[Extracted records]
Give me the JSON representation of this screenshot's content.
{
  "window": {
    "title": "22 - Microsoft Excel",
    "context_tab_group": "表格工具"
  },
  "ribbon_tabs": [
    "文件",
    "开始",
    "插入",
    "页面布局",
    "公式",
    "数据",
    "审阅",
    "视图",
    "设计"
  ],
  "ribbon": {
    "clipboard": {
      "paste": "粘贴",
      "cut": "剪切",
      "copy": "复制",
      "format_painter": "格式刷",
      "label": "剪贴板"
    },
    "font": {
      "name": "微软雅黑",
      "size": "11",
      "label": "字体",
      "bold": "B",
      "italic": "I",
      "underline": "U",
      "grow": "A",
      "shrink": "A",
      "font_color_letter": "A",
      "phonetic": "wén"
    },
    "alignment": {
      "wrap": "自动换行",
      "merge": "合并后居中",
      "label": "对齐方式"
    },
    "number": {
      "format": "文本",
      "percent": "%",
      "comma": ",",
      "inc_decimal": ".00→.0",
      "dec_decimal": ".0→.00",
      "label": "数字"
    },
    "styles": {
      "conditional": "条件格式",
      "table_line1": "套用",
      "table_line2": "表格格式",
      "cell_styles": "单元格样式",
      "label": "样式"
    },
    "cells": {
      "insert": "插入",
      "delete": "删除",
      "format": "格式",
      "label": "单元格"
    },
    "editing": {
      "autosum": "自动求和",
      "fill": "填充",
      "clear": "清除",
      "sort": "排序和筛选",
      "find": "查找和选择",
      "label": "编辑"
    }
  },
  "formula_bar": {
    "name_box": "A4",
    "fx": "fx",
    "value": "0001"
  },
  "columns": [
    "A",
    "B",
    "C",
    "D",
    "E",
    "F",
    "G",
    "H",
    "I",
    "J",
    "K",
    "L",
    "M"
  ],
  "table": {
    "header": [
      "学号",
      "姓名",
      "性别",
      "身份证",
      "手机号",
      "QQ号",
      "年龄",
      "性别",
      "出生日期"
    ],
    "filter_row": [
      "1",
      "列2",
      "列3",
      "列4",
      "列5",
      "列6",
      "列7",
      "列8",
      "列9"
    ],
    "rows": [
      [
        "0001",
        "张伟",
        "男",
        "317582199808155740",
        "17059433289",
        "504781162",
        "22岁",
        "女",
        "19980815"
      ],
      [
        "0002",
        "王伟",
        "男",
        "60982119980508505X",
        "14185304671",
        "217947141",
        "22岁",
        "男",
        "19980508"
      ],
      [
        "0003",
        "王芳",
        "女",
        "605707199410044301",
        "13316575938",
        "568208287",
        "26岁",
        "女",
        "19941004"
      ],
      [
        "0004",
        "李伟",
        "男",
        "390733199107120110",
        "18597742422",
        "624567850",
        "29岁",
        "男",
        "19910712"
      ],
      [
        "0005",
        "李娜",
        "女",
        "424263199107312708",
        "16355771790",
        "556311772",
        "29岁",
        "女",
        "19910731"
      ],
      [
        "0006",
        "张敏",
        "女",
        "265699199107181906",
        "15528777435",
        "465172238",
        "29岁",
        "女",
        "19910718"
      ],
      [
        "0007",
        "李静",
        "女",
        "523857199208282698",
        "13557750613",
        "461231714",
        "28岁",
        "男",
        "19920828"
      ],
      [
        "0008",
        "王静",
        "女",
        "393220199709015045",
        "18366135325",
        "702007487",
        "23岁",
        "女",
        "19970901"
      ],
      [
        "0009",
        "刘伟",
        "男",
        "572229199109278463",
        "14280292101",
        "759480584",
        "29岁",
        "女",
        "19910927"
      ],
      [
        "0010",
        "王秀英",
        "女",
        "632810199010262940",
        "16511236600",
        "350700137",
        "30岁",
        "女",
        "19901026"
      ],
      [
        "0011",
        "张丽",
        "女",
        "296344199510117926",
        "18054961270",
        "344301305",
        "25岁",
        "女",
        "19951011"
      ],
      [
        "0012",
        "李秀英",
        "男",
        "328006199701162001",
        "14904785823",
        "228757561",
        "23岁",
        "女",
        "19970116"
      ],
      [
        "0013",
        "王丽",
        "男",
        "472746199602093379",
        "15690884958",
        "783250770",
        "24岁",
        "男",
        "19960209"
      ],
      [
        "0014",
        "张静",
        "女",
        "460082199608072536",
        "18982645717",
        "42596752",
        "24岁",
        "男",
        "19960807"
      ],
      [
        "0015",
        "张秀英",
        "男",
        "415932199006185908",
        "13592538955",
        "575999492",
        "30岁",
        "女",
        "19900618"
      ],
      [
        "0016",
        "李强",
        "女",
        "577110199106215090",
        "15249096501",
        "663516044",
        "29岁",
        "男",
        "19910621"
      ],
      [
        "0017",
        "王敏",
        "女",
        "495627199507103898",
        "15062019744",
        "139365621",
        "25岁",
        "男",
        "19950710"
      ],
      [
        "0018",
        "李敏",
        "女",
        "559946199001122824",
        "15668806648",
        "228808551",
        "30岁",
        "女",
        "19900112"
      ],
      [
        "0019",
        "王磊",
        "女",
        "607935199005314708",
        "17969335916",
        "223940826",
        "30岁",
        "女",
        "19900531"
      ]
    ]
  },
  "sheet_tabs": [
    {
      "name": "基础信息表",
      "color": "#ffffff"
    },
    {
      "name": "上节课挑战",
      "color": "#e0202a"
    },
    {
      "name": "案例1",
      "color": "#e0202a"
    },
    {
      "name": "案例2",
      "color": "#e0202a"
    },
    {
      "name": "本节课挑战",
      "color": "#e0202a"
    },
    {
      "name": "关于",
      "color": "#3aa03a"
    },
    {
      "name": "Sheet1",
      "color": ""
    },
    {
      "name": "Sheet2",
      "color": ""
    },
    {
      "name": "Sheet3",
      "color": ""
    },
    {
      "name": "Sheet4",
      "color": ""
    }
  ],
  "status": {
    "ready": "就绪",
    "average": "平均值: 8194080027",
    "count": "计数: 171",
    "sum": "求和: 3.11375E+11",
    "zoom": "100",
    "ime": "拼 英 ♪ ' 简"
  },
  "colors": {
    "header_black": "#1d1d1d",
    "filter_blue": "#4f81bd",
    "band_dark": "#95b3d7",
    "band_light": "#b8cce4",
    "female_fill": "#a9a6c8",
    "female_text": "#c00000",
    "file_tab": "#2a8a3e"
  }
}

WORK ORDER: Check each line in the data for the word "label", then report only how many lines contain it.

SOLVED PROBLEM: 7